- Collaboration: Working with candidates, hiring managers, and other stakeholders to create the best possible experience.
- Experimentation: Trying new things and learning from mistakes.
- Iteration: Continuously improving the recruitment process based on feedback.
Q2 – How does design thinking differ from traditional recruitment methods?
Traditional recruitment often focuses on filling vacancies and matching skill sets with job requirements.
In contrast, design thinking emphasizes understanding the candidate’s aspirations, values, and potential fit within the company culture. It encourages iterative feedback and continuous improvement in the recruitment process.
Q3 – Isn’t design thinking time-consuming? How can it make the recruitment process efficient?
While the initial stages of integrating design thinking might seem more time-intensive due to brainstorming and experimentation, it often results in a more streamlined process in the long run.
By deeply understanding candidate needs and continuously refining the process, companies can reduce mis-hires, improve retention, and ensure a smoother hiring process.
Q4 – How can companies start integrating design thinking into their recruitment processes?
Start by training the HR and recruitment teams about design thinking principles.
Engage in empathy-building exercises to better understand candidates, encourage brainstorming sessions for innovative recruitment strategies, and regularly seek feedback from candidates and hiring managers to refine the process.
Q5 – Does design thinking in recruitment only benefit the candidates?
While design thinking significantly emphasizes the candidate experience, its benefits are dual-sided.

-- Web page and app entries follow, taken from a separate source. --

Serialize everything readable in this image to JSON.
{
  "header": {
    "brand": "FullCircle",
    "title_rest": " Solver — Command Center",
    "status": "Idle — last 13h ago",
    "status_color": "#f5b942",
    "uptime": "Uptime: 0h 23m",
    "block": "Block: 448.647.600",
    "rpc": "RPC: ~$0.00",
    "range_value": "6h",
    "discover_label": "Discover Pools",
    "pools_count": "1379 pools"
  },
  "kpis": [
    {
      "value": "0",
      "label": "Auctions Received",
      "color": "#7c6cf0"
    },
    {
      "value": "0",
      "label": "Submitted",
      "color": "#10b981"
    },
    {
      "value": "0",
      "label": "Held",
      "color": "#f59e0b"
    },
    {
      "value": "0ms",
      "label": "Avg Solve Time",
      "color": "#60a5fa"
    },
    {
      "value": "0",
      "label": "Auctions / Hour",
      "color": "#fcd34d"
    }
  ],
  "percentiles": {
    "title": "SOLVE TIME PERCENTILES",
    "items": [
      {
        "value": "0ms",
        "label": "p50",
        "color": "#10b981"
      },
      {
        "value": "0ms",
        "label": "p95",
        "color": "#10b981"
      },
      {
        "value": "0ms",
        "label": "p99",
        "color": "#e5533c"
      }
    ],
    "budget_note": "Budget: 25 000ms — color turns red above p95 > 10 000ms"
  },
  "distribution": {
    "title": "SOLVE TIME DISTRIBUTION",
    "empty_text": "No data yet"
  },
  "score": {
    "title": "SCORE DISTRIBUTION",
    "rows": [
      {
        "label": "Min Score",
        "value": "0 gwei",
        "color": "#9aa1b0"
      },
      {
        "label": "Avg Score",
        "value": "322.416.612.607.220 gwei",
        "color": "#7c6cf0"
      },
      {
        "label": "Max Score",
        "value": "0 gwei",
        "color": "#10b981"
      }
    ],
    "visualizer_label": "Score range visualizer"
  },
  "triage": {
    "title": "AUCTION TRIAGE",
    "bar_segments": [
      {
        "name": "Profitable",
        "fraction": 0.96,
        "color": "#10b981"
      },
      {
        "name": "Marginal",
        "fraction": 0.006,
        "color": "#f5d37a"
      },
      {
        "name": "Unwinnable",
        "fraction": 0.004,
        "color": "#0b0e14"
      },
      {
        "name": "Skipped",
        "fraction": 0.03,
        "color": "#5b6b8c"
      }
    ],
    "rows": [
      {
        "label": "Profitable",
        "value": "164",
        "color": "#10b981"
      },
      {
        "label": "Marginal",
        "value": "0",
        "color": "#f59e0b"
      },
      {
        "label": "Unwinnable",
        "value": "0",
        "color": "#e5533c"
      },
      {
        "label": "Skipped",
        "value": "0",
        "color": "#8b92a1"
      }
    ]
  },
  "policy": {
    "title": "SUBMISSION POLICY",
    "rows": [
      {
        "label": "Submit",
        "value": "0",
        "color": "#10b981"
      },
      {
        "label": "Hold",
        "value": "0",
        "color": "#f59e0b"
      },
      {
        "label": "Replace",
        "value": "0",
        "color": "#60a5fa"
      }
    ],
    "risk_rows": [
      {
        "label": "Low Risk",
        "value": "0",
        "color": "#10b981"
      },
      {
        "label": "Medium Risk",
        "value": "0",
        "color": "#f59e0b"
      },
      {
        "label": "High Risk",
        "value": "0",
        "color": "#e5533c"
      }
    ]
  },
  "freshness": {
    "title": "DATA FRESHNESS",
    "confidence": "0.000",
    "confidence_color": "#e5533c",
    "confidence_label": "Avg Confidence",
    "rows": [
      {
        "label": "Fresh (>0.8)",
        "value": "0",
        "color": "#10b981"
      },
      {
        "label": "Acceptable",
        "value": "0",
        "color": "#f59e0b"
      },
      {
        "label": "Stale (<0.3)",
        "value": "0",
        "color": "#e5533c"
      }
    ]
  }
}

Companies benefit by attracting better-fit talent, improving their employer brand, reducing turnover costs, and fostering a positive reputation in the job market.